Prompt:
Write the data out again exactly, with every picture removed.

Available records:
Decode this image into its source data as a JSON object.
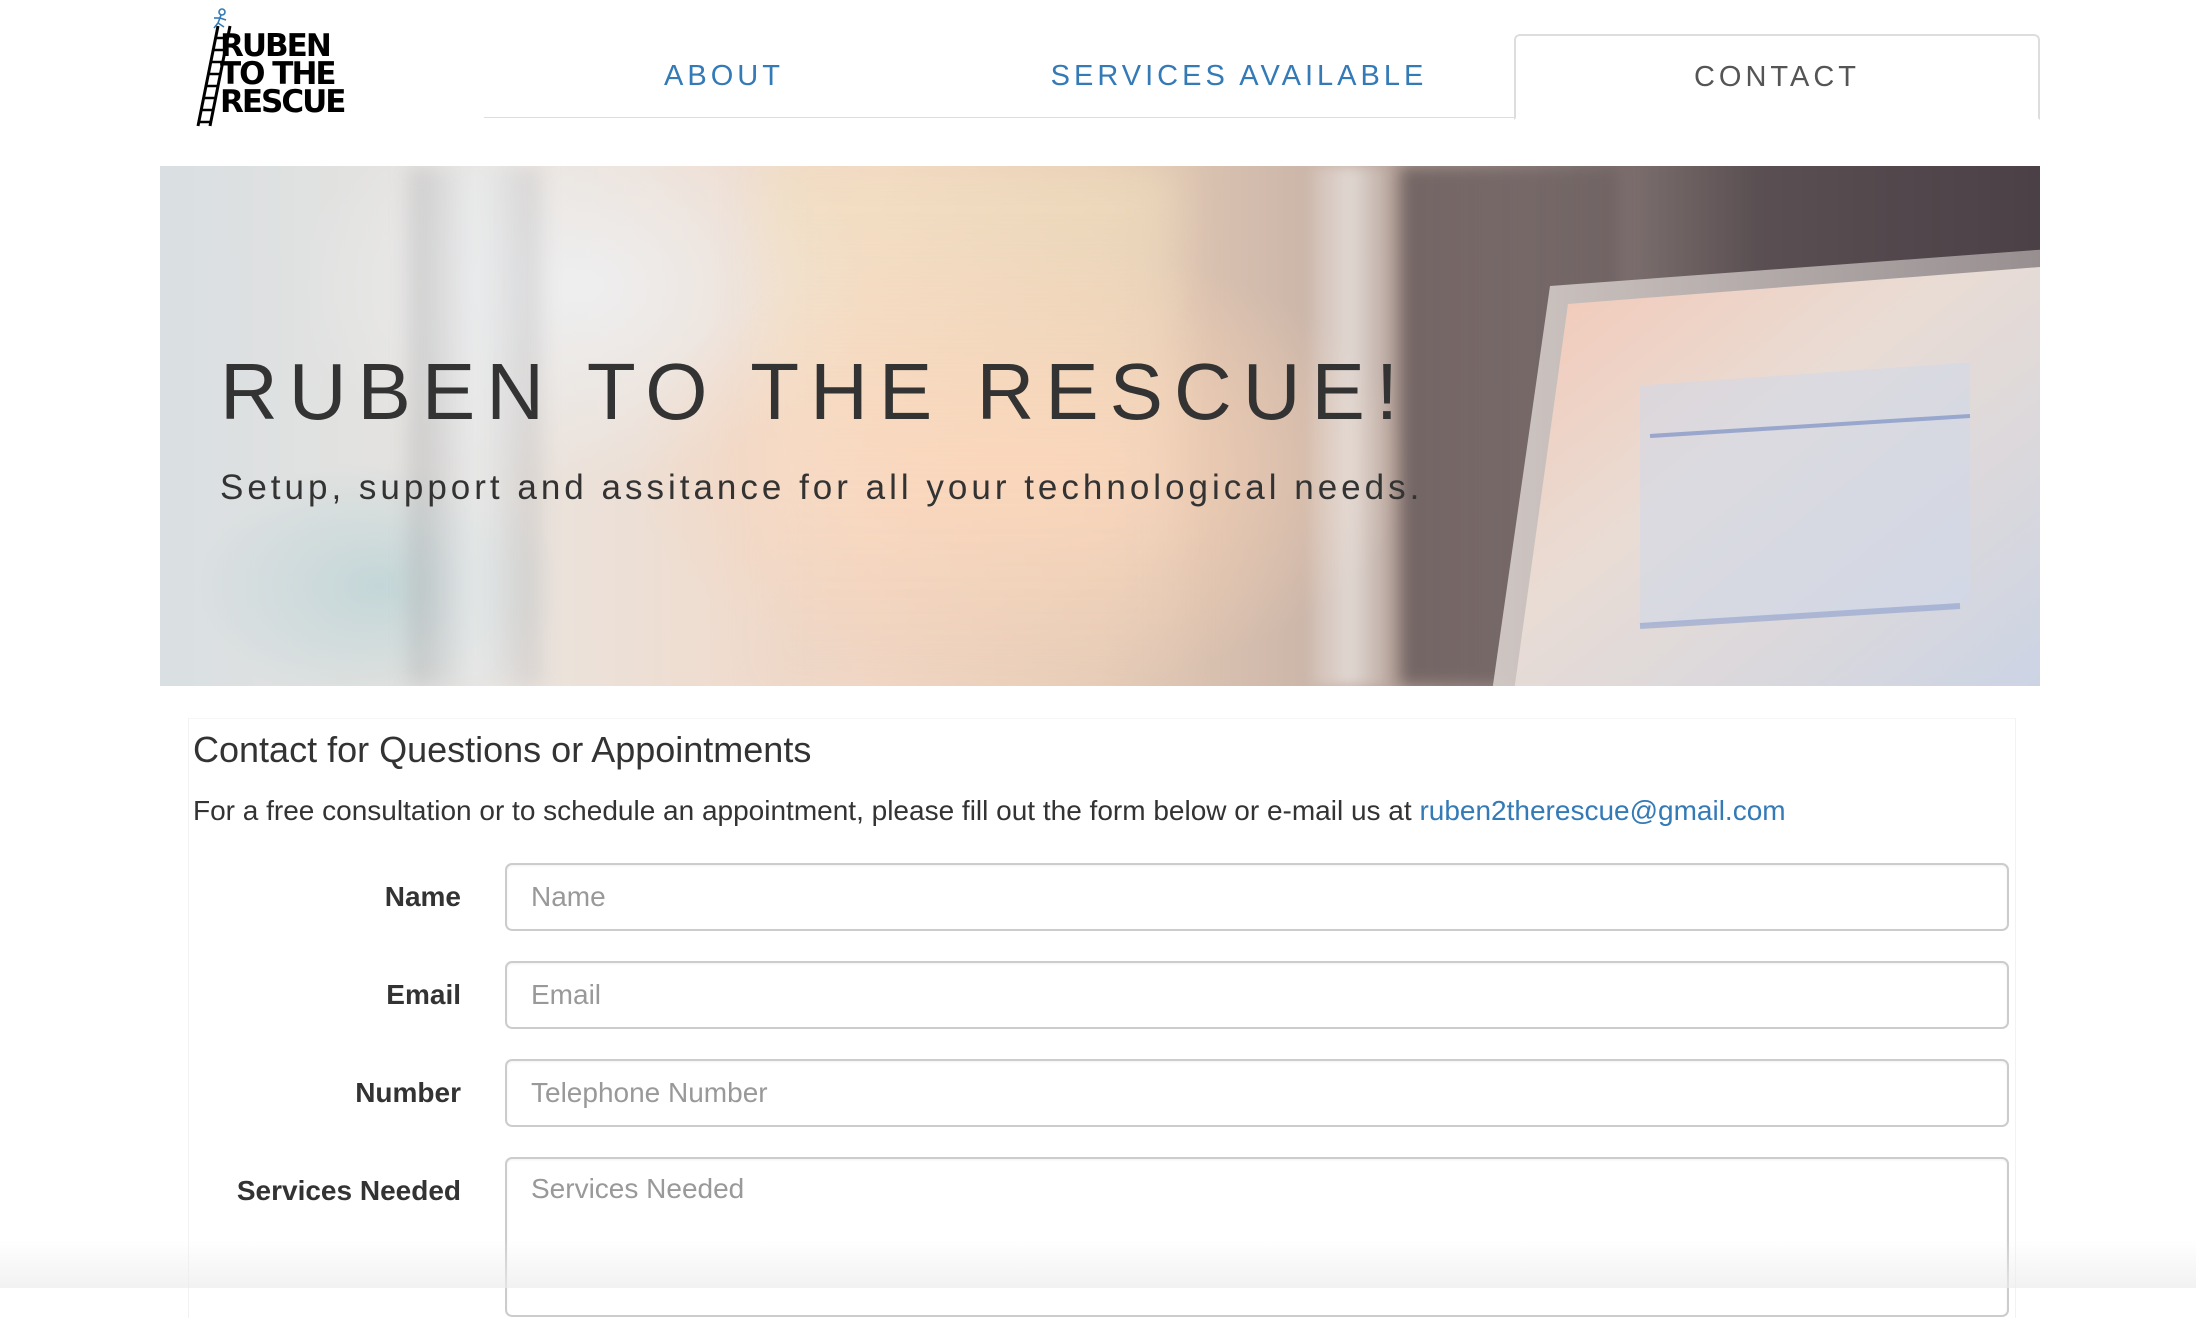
{
  "header": {
    "logo": {
      "lines": [
        "RUBEN",
        "TO THE",
        "RESCUE"
      ],
      "icon": "ladder-climber-icon"
    },
    "nav": [
      {
        "label": "ABOUT",
        "active": false
      },
      {
        "label": "SERVICES AVAILABLE",
        "active": false
      },
      {
        "label": "CONTACT",
        "active": true
      }
    ]
  },
  "hero": {
    "title": "RUBEN TO THE RESCUE!",
    "subtitle": "Setup, support and assitance for all your technological needs."
  },
  "contact": {
    "heading": "Contact for Questions or Appointments",
    "intro_text": "For a free consultation or to schedule an appointment, please fill out the form below or e-mail us at ",
    "email": "ruben2therescue@gmail.com",
    "fields": [
      {
        "label": "Name",
        "placeholder": "Name",
        "value": ""
      },
      {
        "label": "Email",
        "placeholder": "Email",
        "value": ""
      },
      {
        "label": "Number",
        "placeholder": "Telephone Number",
        "value": ""
      },
      {
        "label": "Services Needed",
        "placeholder": "Services Needed",
        "value": ""
      }
    ]
  },
  "colors": {
    "link": "#337ab7",
    "text": "#333333",
    "border": "#cccccc",
    "placeholder": "#999999"
  }
}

Written solution:
Decode this image into its source data as a JSON object.
{
  "header": {
    "logo": {
      "lines": [
        "RUBEN",
        "TO THE",
        "RESCUE"
      ],
      "icon": "ladder-climber-icon"
    },
    "nav": [
      {
        "label": "ABOUT",
        "active": false
      },
      {
        "label": "SERVICES AVAILABLE",
        "active": false
      },
      {
        "label": "CONTACT",
        "active": true
      }
    ]
  },
  "hero": {
    "title": "RUBEN TO THE RESCUE!",
    "subtitle": "Setup, support and assitance for all your technological needs."
  },
  "contact": {
    "heading": "Contact for Questions or Appointments",
    "intro_text": "For a free consultation or to schedule an appointment, please fill out the form below or e-mail us at ",
    "email": "ruben2therescue@gmail.com",
    "fields": [
      {
        "label": "Name",
        "placeholder": "Name",
        "value": ""
      },
      {
        "label": "Email",
        "placeholder": "Email",
        "value": ""
      },
      {
        "label": "Number",
        "placeholder": "Telephone Number",
        "value": ""
      },
      {
        "label": "Services Needed",
        "placeholder": "Services Needed",
        "value": ""
      }
    ]
  },
  "colors": {
    "link": "#337ab7",
    "text": "#333333",
    "border": "#cccccc",
    "placeholder": "#999999"
  }
}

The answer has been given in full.